%%
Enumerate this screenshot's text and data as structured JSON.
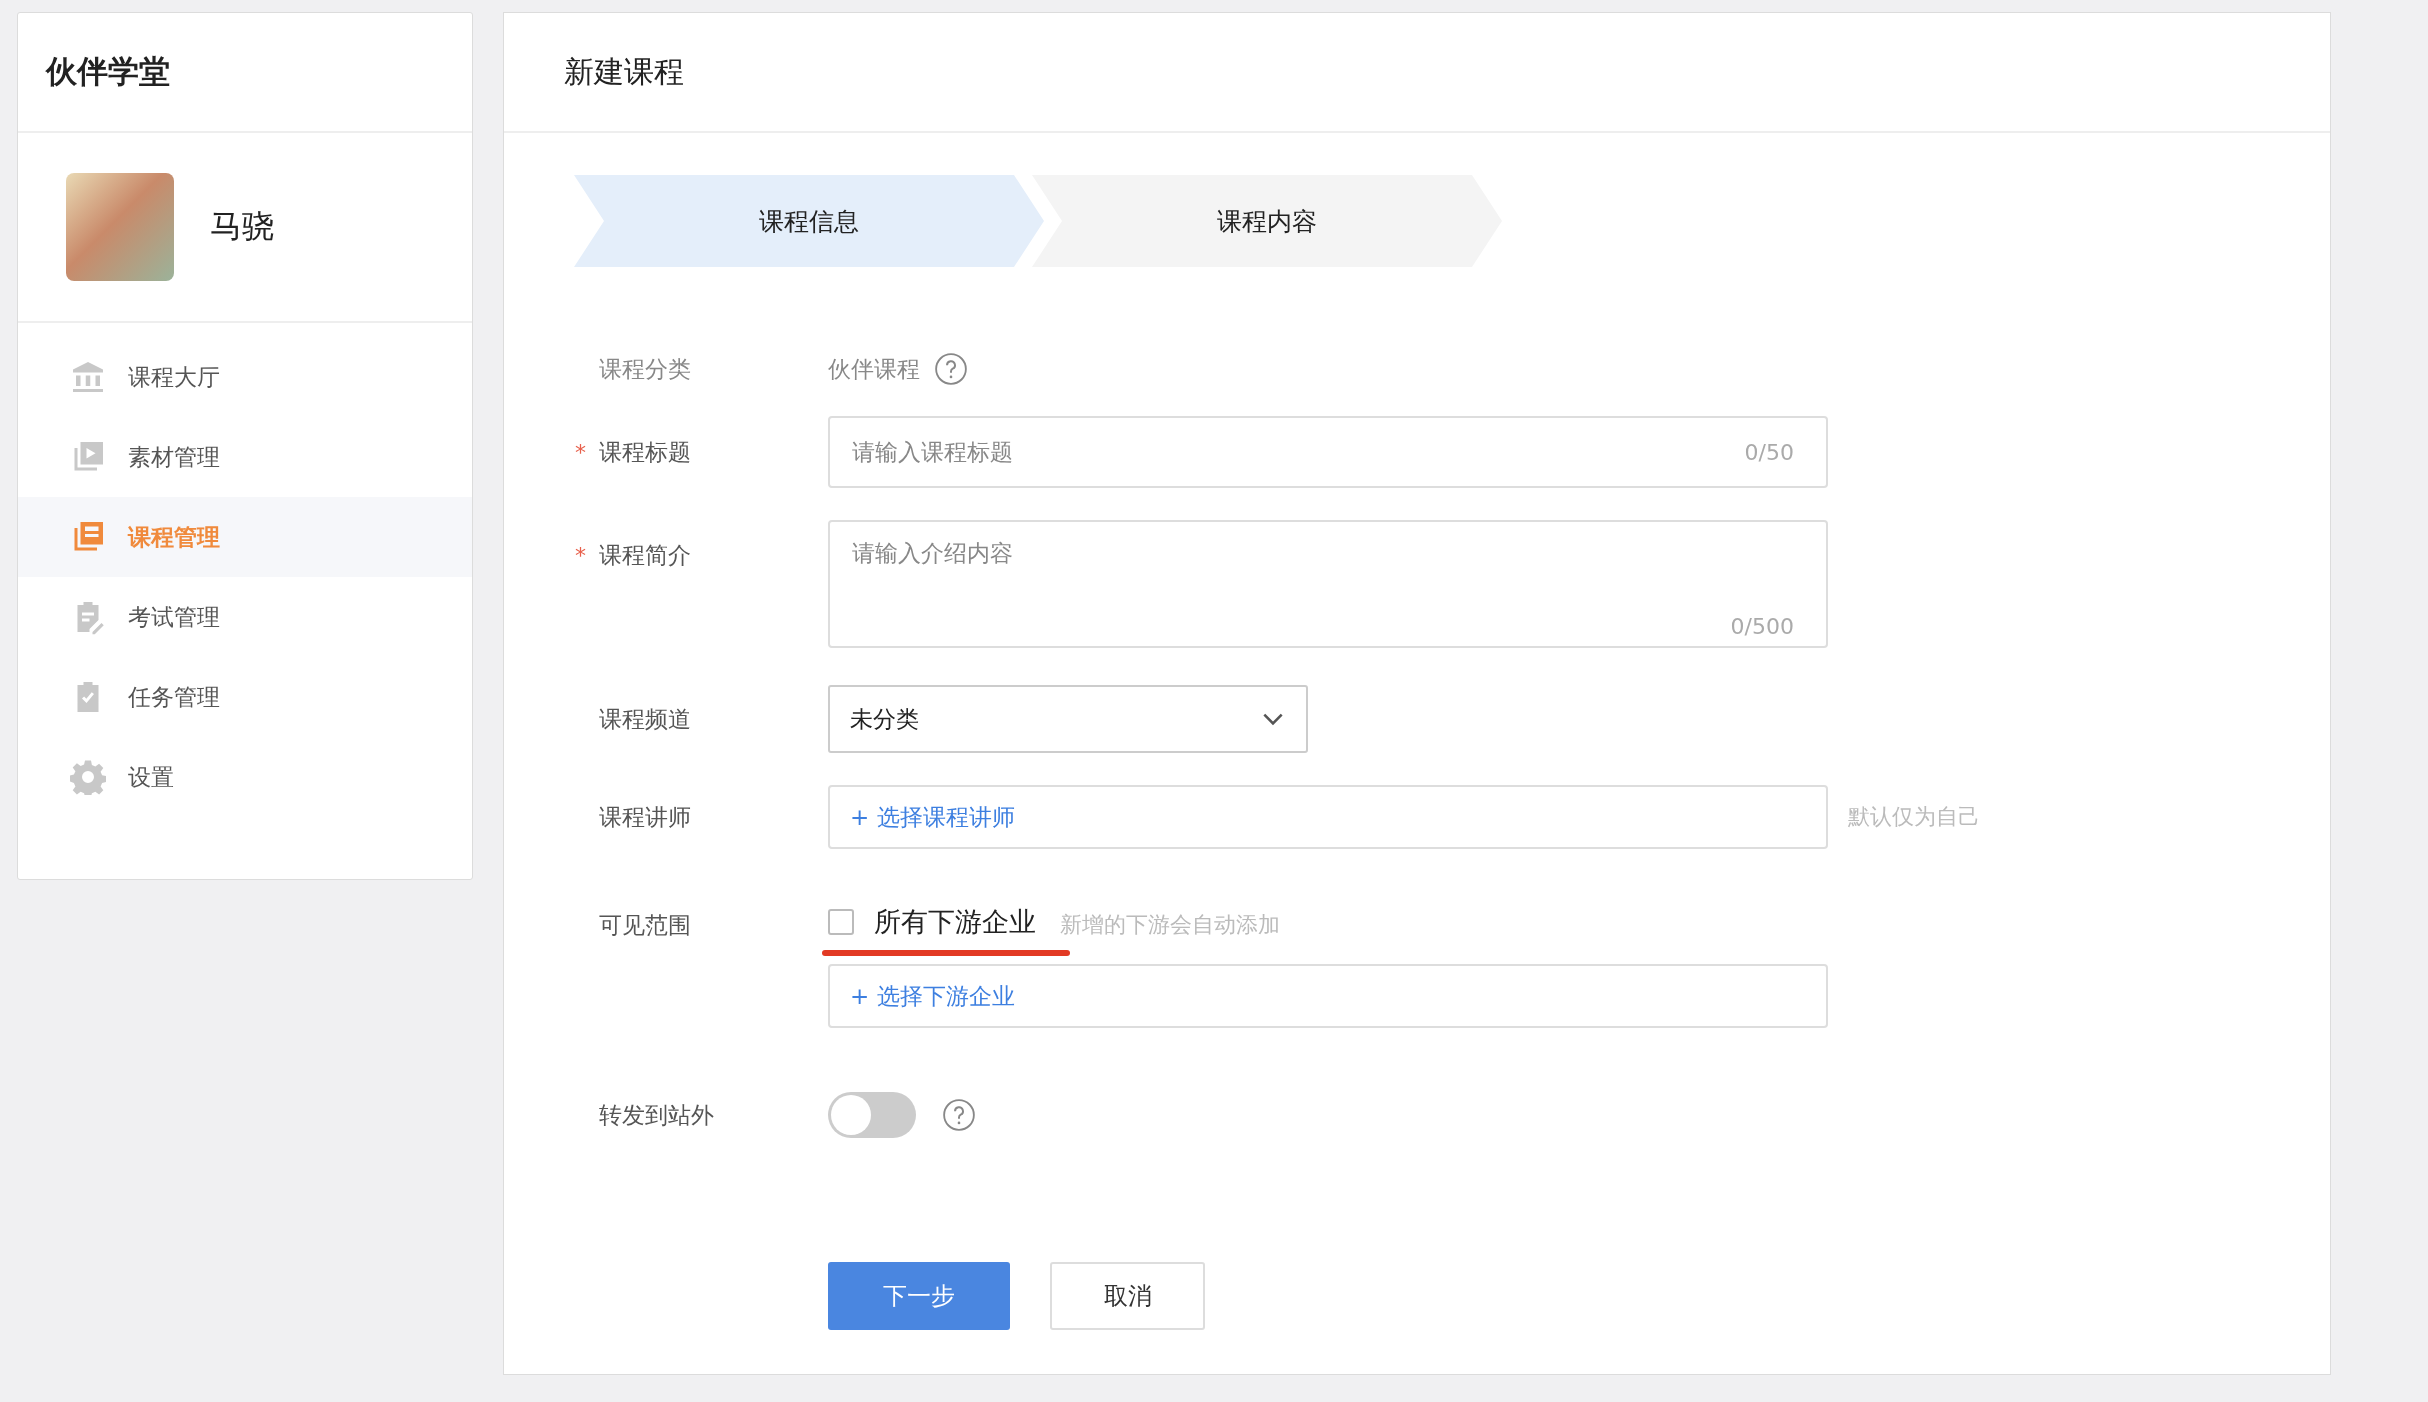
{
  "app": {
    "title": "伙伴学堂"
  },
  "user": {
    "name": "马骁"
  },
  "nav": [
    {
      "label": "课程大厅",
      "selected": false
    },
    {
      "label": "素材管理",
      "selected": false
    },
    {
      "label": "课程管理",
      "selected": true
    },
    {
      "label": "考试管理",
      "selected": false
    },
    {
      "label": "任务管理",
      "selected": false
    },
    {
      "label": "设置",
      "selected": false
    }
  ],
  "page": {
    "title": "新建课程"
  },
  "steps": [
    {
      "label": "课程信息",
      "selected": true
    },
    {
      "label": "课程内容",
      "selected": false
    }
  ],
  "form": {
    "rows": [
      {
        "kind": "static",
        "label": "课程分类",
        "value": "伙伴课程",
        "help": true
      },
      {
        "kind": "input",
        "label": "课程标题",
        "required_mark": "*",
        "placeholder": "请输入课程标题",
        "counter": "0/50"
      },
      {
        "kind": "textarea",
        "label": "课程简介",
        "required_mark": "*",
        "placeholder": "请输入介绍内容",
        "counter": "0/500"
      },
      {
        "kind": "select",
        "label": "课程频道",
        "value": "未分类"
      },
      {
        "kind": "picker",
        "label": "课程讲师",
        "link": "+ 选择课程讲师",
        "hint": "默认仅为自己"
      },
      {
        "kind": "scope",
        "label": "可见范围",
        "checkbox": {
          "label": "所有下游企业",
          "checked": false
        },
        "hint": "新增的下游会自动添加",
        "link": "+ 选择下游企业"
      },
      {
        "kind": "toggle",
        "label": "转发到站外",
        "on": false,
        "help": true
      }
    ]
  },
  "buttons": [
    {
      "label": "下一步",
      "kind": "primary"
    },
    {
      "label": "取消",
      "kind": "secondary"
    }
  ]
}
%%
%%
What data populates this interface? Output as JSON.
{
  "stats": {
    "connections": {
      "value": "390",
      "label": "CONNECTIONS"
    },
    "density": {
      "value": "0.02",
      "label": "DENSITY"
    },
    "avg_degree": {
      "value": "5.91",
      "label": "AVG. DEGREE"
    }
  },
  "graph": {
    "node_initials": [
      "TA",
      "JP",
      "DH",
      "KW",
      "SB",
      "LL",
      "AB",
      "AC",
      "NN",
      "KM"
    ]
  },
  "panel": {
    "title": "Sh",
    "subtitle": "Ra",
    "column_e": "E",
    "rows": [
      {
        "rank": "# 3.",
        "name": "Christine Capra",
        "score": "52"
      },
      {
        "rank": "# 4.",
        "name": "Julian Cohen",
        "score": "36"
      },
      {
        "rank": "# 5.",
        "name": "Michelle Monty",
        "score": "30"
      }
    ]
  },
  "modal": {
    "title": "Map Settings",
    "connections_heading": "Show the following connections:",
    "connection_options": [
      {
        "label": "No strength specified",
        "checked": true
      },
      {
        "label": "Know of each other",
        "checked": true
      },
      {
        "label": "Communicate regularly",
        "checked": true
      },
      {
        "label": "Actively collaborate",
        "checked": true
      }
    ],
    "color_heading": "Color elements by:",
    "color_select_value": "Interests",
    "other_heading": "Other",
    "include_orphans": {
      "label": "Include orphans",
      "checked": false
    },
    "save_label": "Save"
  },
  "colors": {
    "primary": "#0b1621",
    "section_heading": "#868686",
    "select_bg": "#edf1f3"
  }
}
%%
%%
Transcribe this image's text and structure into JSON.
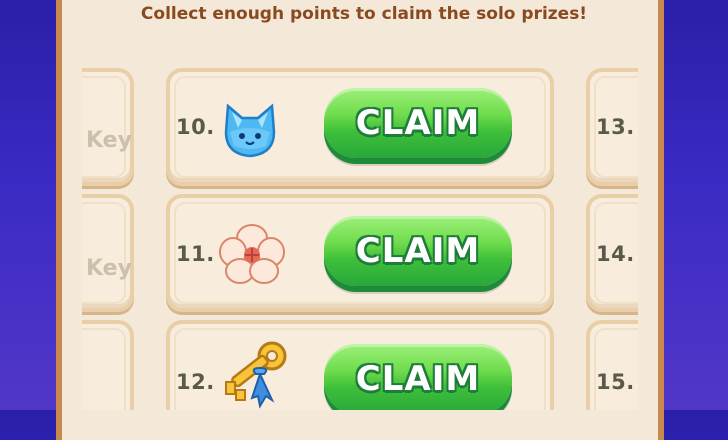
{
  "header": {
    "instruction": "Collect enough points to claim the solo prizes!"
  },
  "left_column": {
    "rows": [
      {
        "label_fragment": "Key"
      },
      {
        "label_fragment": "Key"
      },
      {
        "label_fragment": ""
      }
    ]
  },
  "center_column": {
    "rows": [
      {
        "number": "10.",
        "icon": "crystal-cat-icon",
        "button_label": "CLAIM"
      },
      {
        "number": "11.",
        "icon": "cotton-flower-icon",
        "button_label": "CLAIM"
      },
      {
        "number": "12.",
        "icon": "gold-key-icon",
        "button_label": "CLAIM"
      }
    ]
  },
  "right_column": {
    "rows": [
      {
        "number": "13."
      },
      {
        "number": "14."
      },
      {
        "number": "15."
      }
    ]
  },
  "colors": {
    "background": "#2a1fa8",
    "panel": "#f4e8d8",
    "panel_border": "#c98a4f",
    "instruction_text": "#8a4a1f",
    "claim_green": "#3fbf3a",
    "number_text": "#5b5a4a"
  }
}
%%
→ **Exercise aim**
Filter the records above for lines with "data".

→ **Answer space**
Enumerate this screenshot's text and data as structured JSON.
What data populates this interface? Output as JSON.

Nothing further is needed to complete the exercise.